They moved as swift as the wind and as quiet as a mouse, their faces were calm but tense. They climbed out the window, I followed. The wind was calm. It was as hot as a furnace.
We were all outside when we heard the crack of the whip. We all froze, nobody moved. The sweat dripped down my face. A million thoughts were going through my brain. Somebody else was caught. We had to take advantage, we moved swiftly and quietly through the never ending night. We concealed ourselves in the darkness, and stayed low to the ground and hid behind bushes. We moved quickly until we got off the plantation and the some more. We rested on the side of the road, behind bushes. We each took turns watching out, while the others slept. We knew we would be caught during the day so we stayed concealed. No talking, no movement, just silence.
Night fell and we were almost to North Carolina, heaven. I’ve never left South Carolina. Every time we asked for a few days off the farm the slave owner would reject it. We would have to pass the Border Patrol if we wanted freedom.
In a brave voice I whispered “Would anyone dare dig their own grave and distract Border Patrol while the rest of us sneak by.”
An old man who somehow managed to keep up talked “I will distract the guards, I have seen things that no man, women, or child should ever see.”
Everyone watched as his family hugged him.

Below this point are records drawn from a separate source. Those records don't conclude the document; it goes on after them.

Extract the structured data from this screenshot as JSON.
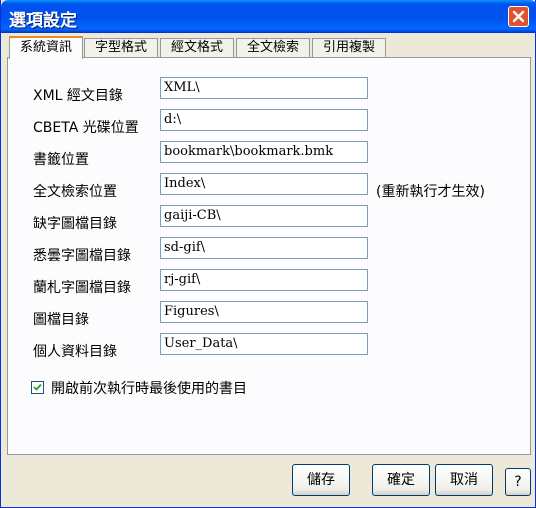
{
  "window": {
    "title": "選項設定",
    "close_icon": "close-icon"
  },
  "tabs": [
    {
      "label": "系統資訊"
    },
    {
      "label": "字型格式"
    },
    {
      "label": "經文格式"
    },
    {
      "label": "全文檢索"
    },
    {
      "label": "引用複製"
    }
  ],
  "fields": [
    {
      "label": "XML 經文目錄",
      "value": "XML\\"
    },
    {
      "label": "CBETA 光碟位置",
      "value": "d:\\"
    },
    {
      "label": "書籤位置",
      "value": "bookmark\\bookmark.bmk"
    },
    {
      "label": "全文檢索位置",
      "value": "Index\\"
    },
    {
      "label": "缺字圖檔目錄",
      "value": "gaiji-CB\\"
    },
    {
      "label": "悉曇字圖檔目錄",
      "value": "sd-gif\\"
    },
    {
      "label": "蘭札字圖檔目錄",
      "value": "rj-gif\\"
    },
    {
      "label": "圖檔目錄",
      "value": "Figures\\"
    },
    {
      "label": "個人資料目錄",
      "value": "User_Data\\"
    }
  ],
  "index_note": "(重新執行才生效)",
  "checkbox": {
    "label": "開啟前次執行時最後使用的書目",
    "checked": true
  },
  "buttons": {
    "save": "儲存",
    "ok": "確定",
    "cancel": "取消",
    "help": "?"
  }
}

I never knew this man, nor shall I ever, I shall respect him though for the rest of my life. We all watched and moved as he ran across the cement bare footed screaming to get their attention. He ran not even half way across the cement before he was shot down by 4 guards.
Everyone at the patrol station ran over and identified him. We were moving past the station right before one guard turned and spotted us. He was quick with his gun but we were faster, we ran behind bushes, we were concealed by the night. We heard gun shots behind us. They stopped shooting.
Finally, we were in the north. We came to a town. I couldn’t make out the sign because they never learned us how to read. There were hugs and goodbyes for everyone. Everyone went there separate ways. It was time to start a new life in the north.